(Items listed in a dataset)
____________________
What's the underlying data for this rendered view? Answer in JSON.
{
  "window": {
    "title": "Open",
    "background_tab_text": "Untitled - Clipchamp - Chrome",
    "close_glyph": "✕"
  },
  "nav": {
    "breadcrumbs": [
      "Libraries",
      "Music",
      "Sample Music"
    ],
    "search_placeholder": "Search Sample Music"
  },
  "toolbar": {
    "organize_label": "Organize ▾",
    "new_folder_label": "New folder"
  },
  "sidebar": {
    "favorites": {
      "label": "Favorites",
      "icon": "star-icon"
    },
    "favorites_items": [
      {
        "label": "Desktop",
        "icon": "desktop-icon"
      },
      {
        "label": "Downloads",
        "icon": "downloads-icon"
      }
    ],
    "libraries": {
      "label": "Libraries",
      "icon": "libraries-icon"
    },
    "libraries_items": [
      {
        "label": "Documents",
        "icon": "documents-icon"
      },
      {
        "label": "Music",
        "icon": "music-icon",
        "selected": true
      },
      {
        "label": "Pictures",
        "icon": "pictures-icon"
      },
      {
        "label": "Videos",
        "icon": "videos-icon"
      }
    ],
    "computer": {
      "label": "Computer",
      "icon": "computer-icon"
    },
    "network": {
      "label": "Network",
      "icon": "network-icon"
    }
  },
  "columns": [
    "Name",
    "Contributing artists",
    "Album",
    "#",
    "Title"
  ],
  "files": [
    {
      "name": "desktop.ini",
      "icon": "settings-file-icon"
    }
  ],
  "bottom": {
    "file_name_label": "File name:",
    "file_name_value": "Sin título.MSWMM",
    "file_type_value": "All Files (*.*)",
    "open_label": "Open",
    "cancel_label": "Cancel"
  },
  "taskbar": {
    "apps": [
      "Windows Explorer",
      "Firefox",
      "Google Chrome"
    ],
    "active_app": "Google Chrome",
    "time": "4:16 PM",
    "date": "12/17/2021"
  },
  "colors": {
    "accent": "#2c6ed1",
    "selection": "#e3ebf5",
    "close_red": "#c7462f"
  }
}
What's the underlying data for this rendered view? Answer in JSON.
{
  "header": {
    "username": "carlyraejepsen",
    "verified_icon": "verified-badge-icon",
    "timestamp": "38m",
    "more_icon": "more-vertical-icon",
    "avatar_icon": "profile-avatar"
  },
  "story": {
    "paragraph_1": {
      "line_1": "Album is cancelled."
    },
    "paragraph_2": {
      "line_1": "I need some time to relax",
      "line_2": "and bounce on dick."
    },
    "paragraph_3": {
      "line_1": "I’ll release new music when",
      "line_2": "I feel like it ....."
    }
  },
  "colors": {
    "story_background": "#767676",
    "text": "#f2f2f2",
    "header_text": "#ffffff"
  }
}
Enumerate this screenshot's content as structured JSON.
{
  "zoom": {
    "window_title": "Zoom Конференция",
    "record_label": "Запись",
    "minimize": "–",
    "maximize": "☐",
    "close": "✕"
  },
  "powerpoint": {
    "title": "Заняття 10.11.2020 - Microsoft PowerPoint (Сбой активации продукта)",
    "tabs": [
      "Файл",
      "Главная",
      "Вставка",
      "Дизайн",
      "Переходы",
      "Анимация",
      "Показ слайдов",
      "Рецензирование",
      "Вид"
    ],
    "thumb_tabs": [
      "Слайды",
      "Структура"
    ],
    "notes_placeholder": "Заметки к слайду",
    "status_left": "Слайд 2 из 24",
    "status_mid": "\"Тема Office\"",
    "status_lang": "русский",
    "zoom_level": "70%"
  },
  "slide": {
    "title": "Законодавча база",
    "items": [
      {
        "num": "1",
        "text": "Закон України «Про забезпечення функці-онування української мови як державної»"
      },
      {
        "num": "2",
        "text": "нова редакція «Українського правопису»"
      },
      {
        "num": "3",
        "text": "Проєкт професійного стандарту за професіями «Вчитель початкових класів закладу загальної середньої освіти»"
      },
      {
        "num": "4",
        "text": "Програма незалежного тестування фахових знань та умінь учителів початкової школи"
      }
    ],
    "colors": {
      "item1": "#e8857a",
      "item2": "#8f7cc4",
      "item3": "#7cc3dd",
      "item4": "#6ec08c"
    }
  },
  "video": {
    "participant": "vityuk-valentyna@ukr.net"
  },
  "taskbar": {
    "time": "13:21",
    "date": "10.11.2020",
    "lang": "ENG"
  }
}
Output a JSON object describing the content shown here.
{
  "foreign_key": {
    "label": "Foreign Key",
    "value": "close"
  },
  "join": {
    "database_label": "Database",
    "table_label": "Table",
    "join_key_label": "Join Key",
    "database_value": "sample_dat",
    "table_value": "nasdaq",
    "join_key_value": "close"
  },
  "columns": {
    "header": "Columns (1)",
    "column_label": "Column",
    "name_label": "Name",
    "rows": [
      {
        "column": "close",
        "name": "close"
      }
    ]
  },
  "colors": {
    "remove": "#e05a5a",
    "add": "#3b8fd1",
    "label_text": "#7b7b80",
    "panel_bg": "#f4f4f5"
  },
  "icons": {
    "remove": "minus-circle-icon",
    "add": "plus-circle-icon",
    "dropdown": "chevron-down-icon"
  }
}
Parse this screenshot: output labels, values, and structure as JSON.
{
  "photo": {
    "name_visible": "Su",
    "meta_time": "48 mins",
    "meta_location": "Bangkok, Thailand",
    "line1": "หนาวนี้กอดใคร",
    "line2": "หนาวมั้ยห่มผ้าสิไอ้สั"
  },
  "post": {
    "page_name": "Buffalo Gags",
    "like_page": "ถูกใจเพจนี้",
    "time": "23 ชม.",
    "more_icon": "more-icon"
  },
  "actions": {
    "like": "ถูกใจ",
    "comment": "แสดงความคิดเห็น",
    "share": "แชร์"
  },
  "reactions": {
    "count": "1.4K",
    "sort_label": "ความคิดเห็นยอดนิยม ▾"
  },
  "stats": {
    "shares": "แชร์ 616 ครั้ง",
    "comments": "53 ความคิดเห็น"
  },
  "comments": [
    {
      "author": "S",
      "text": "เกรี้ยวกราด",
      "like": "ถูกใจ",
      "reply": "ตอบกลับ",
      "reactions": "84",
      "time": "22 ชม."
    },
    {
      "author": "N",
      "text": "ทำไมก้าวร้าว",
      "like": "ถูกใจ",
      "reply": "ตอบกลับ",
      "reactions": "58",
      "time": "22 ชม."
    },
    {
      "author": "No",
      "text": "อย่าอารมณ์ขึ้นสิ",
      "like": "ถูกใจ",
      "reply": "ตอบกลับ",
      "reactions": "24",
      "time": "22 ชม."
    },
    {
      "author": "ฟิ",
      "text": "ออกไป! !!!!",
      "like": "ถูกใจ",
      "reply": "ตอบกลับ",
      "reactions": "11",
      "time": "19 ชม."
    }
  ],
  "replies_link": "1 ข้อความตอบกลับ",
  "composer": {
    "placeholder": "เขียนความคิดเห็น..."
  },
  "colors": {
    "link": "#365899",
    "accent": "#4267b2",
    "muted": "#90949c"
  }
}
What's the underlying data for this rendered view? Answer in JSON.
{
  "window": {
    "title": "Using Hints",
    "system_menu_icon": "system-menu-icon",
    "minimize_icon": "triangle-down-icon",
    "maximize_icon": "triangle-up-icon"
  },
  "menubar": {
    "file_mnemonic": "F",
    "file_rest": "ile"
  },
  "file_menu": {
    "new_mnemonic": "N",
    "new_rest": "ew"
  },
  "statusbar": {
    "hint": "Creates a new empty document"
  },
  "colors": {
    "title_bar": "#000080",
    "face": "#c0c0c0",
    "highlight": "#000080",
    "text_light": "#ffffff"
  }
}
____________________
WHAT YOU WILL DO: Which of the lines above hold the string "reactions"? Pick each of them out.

SOLUTION FOR THIS PROBLEM:
  "reactions": {
      "reactions": "84",
      "reactions": "58",
      "reactions": "24",
      "reactions": "11",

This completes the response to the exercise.